Boko Haram is believed to be based in northeast Nigeria’s Sambisa Forest, and the girls are thought to be hidden there and in nearby areas, perhaps in neighboring countries Chad and Cameroon.
But the Sambisa Forest is notoriously dense and difficult to penetrate, so NASRDA’s assistance provides a unique way for Nigerian authorities to assess what and who may be hidden in its deepest reaches as U.S. experts arrive in the country to assist in the search.
“We are giving them images of the Sambisa Forest so they can look for possible hideouts for terrorists. Satellites can only make images available to map out the area. So that we have been doing to support the relevant security agencies in carrying out their day-to-day assignments,” Alle said.

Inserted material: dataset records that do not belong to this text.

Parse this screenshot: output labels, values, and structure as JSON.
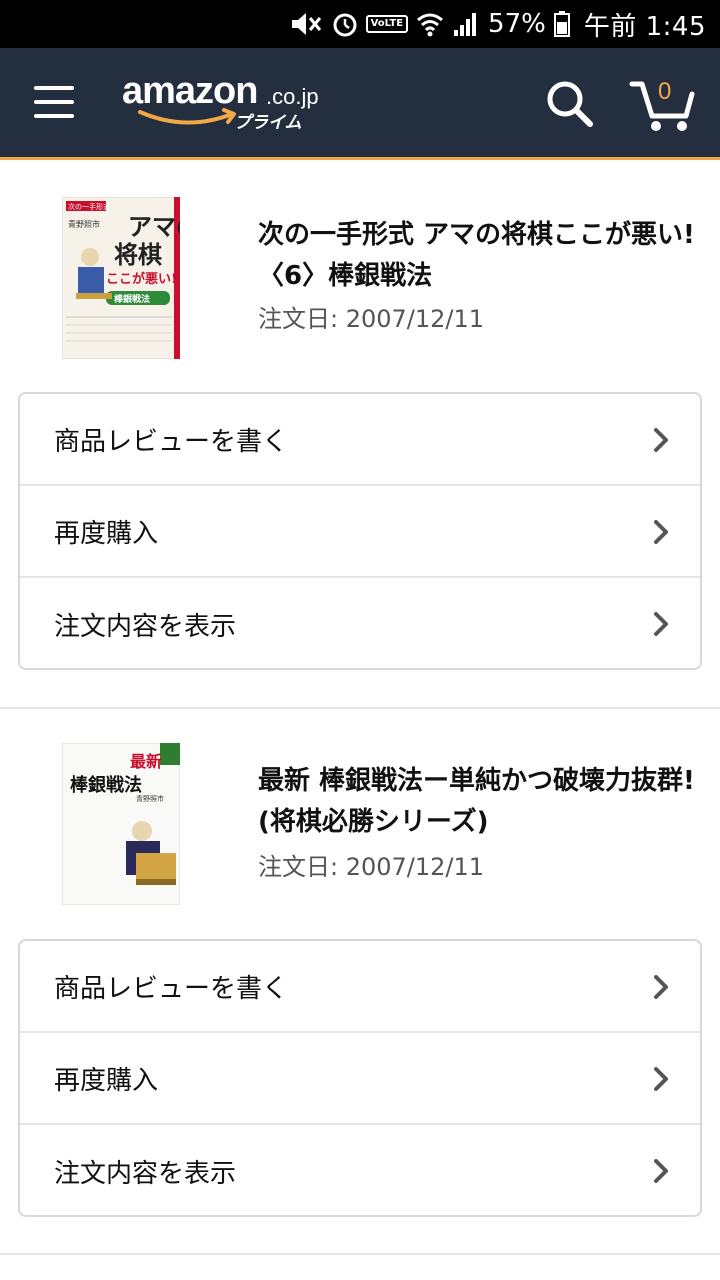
{
  "status_bar": {
    "battery_percent": "57%",
    "time": "午前 1:45",
    "volte": "VoLTE"
  },
  "header": {
    "logo_word": "amazon",
    "logo_domain": ".co.jp",
    "logo_prime": "プライム",
    "cart_count": "0",
    "accent_color": "#f3a847",
    "background_color": "#232f3e"
  },
  "orders": [
    {
      "title": "次の一手形式 アマの将棋ここが悪い!〈6〉棒銀戦法",
      "order_date": "注文日: 2007/12/11",
      "cover": {
        "top_label": "次の一手形式",
        "title_line1": "アマの",
        "title_line2": "将棋",
        "subtitle": "ここが悪い!",
        "band": "棒銀戦法",
        "author": "青野照市"
      },
      "actions": [
        "商品レビューを書く",
        "再度購入",
        "注文内容を表示"
      ]
    },
    {
      "title": "最新 棒銀戦法ー単純かつ破壊力抜群! (将棋必勝シリーズ)",
      "order_date": "注文日: 2007/12/11",
      "cover": {
        "title_top": "最新",
        "title_main": "棒銀戦法",
        "author": "青野照市"
      },
      "actions": [
        "商品レビューを書く",
        "再度購入",
        "注文内容を表示"
      ]
    }
  ]
}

“Right now our satellites do not really have the capability to pin down terrorists in a particular location. No satellites can do that. What you can use satellites to do is provide data to map out the area very well so you can find potential hideouts for terrorists.”
The satellites being used, dubbed NigeriaSat-2 and NigeriaSat-X, were launched from Russia in August 2011. Built by Nigerian engineers working in the United Kingdom, NigeriaSat-2 is one of the agency’s most advanced, carrying high-resolution 32m and 2.5m cameras capable of capturing detailed images detecting objects as small as a car from the Earth’s orbit. The data and images from the two satellites can be analyzed at NASRDA’s headquarters, which IBTimes visited on the outskirts of Nigeria’s capital city of Abuja in August, as well as its smaller outposts spread across the West African country.
The satellites’ reach goes beyond Nigeria to the entire world, and as a participant in the Disaster Monitoring Constellation, an assemblage of satellites manufactured by Surrey Satellite Technology, NASRDA’s satellites were tapped by various governments to provide fresh images in the immediate aftermath of post-Hurricane Katrina New Orleans, the 2006 wildfires in Australia and other disaster zones.
That capability will come in handy for the search and rescue effort, as Jonathan said the kidnapped girls have likely been broken up into smaller groups and taken out of the country by members of Boko Haram, whose leader, Abubakar Shekau, said in a video message that the girls will be sold and married off at ages as young as 9 years old.
Jonathan has come under increasing fire for his inability to find the schoolgirls and eliminate the persistent threat of Boko Haram, so the NASRDA satellites may play an integral role as he ramps up the search effort.
"By God's grace, we will conquer the terrorists. I believe the kidnap of these girls will be the beginning of the end for terror in Nigeria," Jonathan said at the opening of the World Economic Forum meeting Thursday in Abuja, according to CNN.